- [TASK STATEMENT]: Every record below is to be retyped exactly.

- [MATERIAL TO PROCESS]:
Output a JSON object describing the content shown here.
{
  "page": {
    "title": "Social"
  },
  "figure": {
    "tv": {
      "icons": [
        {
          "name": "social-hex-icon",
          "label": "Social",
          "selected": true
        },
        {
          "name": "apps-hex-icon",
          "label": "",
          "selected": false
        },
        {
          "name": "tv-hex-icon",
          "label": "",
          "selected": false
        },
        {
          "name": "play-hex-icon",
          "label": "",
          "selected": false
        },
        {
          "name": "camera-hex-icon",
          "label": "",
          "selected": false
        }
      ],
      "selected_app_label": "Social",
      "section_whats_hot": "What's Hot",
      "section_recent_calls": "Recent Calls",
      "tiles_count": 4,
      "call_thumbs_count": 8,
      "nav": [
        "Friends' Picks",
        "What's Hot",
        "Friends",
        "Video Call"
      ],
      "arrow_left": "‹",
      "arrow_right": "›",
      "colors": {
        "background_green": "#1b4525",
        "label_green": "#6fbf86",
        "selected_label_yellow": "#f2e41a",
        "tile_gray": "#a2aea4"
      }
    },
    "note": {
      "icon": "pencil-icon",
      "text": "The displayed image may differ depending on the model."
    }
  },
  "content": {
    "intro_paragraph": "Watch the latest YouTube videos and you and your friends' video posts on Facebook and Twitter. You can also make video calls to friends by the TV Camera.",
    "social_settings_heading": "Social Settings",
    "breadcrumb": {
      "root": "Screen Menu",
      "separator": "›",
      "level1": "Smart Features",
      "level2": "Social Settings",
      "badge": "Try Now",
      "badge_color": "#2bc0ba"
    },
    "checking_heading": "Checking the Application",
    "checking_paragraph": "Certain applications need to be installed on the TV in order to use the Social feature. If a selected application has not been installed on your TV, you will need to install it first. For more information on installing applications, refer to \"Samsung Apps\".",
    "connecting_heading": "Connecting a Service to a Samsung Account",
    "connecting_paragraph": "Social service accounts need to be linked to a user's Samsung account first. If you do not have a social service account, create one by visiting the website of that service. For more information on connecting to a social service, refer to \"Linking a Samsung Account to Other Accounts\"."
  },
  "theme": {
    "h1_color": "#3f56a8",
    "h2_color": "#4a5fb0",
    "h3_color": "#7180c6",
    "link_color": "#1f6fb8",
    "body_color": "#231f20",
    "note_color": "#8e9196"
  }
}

- [REPLY]:
Output a JSON object describing the content shown here.
{
  "page": {
    "title": "Social"
  },
  "figure": {
    "tv": {
      "icons": [
        {
          "name": "social-hex-icon",
          "label": "Social",
          "selected": true
        },
        {
          "name": "apps-hex-icon",
          "label": "",
          "selected": false
        },
        {
          "name": "tv-hex-icon",
          "label": "",
          "selected": false
        },
        {
          "name": "play-hex-icon",
          "label": "",
          "selected": false
        },
        {
          "name": "camera-hex-icon",
          "label": "",
          "selected": false
        }
      ],
      "selected_app_label": "Social",
      "section_whats_hot": "What's Hot",
      "section_recent_calls": "Recent Calls",
      "tiles_count": 4,
      "call_thumbs_count": 8,
      "nav": [
        "Friends' Picks",
        "What's Hot",
        "Friends",
        "Video Call"
      ],
      "arrow_left": "‹",
      "arrow_right": "›",
      "colors": {
        "background_green": "#1b4525",
        "label_green": "#6fbf86",
        "selected_label_yellow": "#f2e41a",
        "tile_gray": "#a2aea4"
      }
    },
    "note": {
      "icon": "pencil-icon",
      "text": "The displayed image may differ depending on the model."
    }
  },
  "content": {
    "intro_paragraph": "Watch the latest YouTube videos and you and your friends' video posts on Facebook and Twitter. You can also make video calls to friends by the TV Camera.",
    "social_settings_heading": "Social Settings",
    "breadcrumb": {
      "root": "Screen Menu",
      "separator": "›",
      "level1": "Smart Features",
      "level2": "Social Settings",
      "badge": "Try Now",
      "badge_color": "#2bc0ba"
    },
    "checking_heading": "Checking the Application",
    "checking_paragraph": "Certain applications need to be installed on the TV in order to use the Social feature. If a selected application has not been installed on your TV, you will need to install it first. For more information on installing applications, refer to \"Samsung Apps\".",
    "connecting_heading": "Connecting a Service to a Samsung Account",
    "connecting_paragraph": "Social service accounts need to be linked to a user's Samsung account first. If you do not have a social service account, create one by visiting the website of that service. For more information on connecting to a social service, refer to \"Linking a Samsung Account to Other Accounts\"."
  },
  "theme": {
    "h1_color": "#3f56a8",
    "h2_color": "#4a5fb0",
    "h3_color": "#7180c6",
    "link_color": "#1f6fb8",
    "body_color": "#231f20",
    "note_color": "#8e9196"
  }
}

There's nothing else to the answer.